Winners will be announced at a gala dinner ceremony on 15 November during National Recycling Week.

The awards for 2018 are:

  • Avoid Recover Protect – Community Waste Award
  • Avoid Recover Protect – Commercial and Industrial Waste Award
  • Avoid Recover Protect – Waste Management Award
  • 2018 Waste Champion
  • 2018 Young Waste Champion
  • Waste Team of the Year
  • Waste Innovation of the Year
  • Waste Wise School of the Year
  • Media Award

WA Environment Minister Stephen Dawson said the awards are an ideal opportunity to recognise and reward the work being done around the state to reduce waste.

“By launching new categories this year, we are hoping to offer more opportunities for deserving individuals and organisations to enter their projects and initiatives into the awards and be recognised for the good work that they do,” Mr Dawson said.

“I strongly encourage everyone to put your projects forward and enter this year’s awards.”

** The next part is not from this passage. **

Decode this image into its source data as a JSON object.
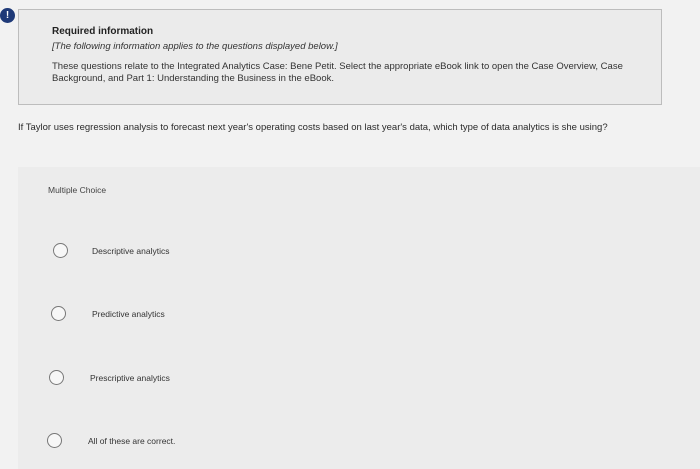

Nominations can be entered until 5 October. For more details, click here.